* **Exercise aim**: Could you copy every record exactly, leaving the pictures behind?

Records from a collection
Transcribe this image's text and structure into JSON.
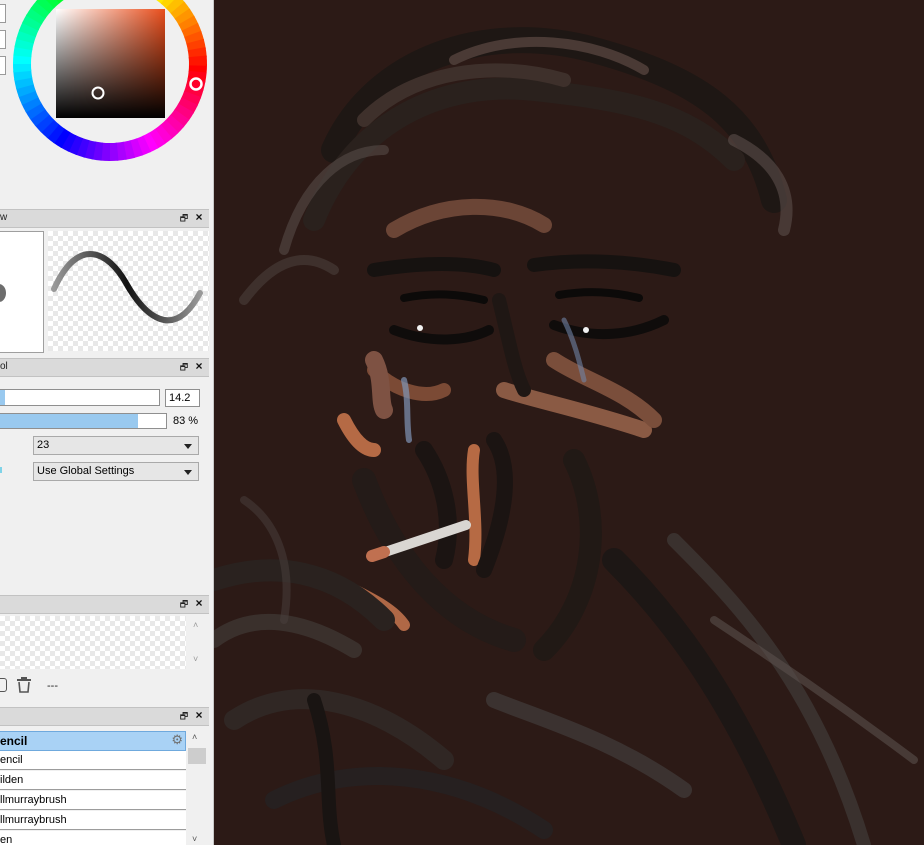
{
  "panel": {
    "brush_preview": {
      "title_partial": "w"
    },
    "tool_options": {
      "title_partial": "ol",
      "size_value": "14.2",
      "size_fill_fraction": 0.04,
      "opacity_value": "83 %",
      "opacity_fraction": 0.83,
      "smoothing_value": "23",
      "stabilizer_value": "Use Global Settings"
    },
    "layers": {
      "status_text": "---"
    },
    "presets": {
      "selected": "encil",
      "items": [
        "encil",
        "ilden",
        "llmurraybrush",
        "llmurraybrush",
        "en"
      ]
    }
  },
  "colors": {
    "panel_bg": "#f0f0f0",
    "selection_blue": "#a9d2f5",
    "slider_fill": "#99c9ef",
    "canvas_bg": "#2c1a16",
    "hue_ring_marker": "#ffffff"
  }
}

* **Answer to this problem**:
Transcribe this image's text and structure into JSON.
{
  "panel": {
    "brush_preview": {
      "title_partial": "w"
    },
    "tool_options": {
      "title_partial": "ol",
      "size_value": "14.2",
      "size_fill_fraction": 0.04,
      "opacity_value": "83 %",
      "opacity_fraction": 0.83,
      "smoothing_value": "23",
      "stabilizer_value": "Use Global Settings"
    },
    "layers": {
      "status_text": "---"
    },
    "presets": {
      "selected": "encil",
      "items": [
        "encil",
        "ilden",
        "llmurraybrush",
        "llmurraybrush",
        "en"
      ]
    }
  },
  "colors": {
    "panel_bg": "#f0f0f0",
    "selection_blue": "#a9d2f5",
    "slider_fill": "#99c9ef",
    "canvas_bg": "#2c1a16",
    "hue_ring_marker": "#ffffff"
  }
}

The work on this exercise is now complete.